High levels of radon found in Pennsylvania water wells
High levels of cancer-causing radon have been found in some Pennsylvania water wells, adding to the much bigger threat faced by homeowners from airborne sources of the radioactive gas.
Radon is the second-leading cause of lung cancer after smoking. It's a serious problem in Pennsylvania, where about 40 percent of households have indoor radon levels high enough to warrant taking action to vent the harmful gas.
Radon primarily enters a home through rock and soil, but federal researchers found high levels of radon in 14 percent of Pennsylvania water wells.

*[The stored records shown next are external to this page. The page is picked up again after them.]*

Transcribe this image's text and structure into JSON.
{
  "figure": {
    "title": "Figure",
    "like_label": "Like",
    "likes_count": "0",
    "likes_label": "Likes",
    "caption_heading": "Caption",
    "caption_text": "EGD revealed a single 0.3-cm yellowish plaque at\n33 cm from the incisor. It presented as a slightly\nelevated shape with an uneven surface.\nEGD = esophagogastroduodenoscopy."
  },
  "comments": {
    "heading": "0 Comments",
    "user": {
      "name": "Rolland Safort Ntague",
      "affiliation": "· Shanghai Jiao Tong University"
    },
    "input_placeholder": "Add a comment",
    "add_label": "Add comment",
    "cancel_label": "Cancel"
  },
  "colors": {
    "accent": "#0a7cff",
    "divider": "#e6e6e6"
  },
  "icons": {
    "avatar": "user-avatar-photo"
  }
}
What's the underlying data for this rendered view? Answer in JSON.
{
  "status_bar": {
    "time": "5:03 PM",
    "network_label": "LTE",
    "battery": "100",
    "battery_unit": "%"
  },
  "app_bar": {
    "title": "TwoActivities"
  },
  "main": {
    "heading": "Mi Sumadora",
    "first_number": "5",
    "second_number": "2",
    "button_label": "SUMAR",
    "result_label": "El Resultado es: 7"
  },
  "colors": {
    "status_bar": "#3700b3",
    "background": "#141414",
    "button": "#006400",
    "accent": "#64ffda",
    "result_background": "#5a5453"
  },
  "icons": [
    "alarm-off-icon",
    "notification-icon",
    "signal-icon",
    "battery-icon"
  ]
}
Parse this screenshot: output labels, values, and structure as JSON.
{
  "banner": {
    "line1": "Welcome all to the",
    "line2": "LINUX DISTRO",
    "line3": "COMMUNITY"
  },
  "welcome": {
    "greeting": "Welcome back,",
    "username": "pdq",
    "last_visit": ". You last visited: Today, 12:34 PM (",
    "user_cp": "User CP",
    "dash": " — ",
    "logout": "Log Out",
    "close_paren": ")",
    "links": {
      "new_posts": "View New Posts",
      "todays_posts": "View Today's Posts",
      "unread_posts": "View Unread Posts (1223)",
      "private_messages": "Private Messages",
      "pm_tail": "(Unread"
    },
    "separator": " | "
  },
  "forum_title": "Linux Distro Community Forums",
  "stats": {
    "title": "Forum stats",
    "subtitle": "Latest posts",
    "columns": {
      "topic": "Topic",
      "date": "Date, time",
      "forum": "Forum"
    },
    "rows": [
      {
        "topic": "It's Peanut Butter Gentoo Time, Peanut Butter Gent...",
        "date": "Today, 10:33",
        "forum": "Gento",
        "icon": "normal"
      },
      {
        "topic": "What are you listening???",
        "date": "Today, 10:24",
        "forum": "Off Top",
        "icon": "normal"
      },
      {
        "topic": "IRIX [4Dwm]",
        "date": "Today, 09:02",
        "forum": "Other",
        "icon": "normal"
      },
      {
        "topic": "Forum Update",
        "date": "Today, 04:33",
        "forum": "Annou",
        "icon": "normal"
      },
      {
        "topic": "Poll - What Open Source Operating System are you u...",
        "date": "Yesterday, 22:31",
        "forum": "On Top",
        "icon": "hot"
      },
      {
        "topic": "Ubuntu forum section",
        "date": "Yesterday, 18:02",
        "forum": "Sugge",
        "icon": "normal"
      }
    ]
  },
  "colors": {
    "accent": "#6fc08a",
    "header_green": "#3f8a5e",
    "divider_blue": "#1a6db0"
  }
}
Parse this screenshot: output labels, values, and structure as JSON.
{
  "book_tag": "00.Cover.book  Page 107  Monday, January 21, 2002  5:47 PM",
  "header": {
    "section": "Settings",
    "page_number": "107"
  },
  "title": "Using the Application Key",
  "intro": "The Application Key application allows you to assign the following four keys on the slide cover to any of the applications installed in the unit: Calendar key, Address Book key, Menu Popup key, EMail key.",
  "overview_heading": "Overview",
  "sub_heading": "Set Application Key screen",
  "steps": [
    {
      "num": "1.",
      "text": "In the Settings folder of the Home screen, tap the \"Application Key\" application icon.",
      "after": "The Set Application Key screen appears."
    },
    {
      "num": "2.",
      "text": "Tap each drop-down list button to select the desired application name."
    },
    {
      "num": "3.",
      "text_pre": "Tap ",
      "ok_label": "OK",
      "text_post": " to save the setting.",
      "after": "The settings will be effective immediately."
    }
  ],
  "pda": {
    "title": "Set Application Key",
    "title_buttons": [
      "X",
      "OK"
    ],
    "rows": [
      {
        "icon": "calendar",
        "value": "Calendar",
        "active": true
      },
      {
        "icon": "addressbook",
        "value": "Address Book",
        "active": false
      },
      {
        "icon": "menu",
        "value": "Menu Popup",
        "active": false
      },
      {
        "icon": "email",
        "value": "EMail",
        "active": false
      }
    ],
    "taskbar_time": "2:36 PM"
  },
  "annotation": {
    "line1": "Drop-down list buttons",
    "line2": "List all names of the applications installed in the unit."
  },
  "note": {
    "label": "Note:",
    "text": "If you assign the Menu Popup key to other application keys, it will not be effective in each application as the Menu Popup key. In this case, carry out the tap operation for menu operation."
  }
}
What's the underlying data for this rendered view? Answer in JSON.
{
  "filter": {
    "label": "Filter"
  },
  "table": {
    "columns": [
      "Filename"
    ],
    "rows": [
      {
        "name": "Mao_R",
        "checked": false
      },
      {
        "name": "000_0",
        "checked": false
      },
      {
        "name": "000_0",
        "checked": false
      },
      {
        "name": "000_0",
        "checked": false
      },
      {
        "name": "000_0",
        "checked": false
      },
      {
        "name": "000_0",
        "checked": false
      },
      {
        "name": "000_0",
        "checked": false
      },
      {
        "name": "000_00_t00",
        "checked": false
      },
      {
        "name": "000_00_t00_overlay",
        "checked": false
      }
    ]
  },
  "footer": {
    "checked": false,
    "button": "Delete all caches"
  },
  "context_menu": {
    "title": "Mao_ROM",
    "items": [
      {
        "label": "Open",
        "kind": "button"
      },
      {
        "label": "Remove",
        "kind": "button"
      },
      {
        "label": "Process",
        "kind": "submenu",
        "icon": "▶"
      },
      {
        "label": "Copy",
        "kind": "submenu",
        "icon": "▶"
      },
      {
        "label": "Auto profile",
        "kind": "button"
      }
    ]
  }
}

Radon can be released from the water and become airborne when someone washes dishes, takes a shower or does laundry, slightly increasing the overall radon level in the home.
Homeowners are being encouraged to test their air and water.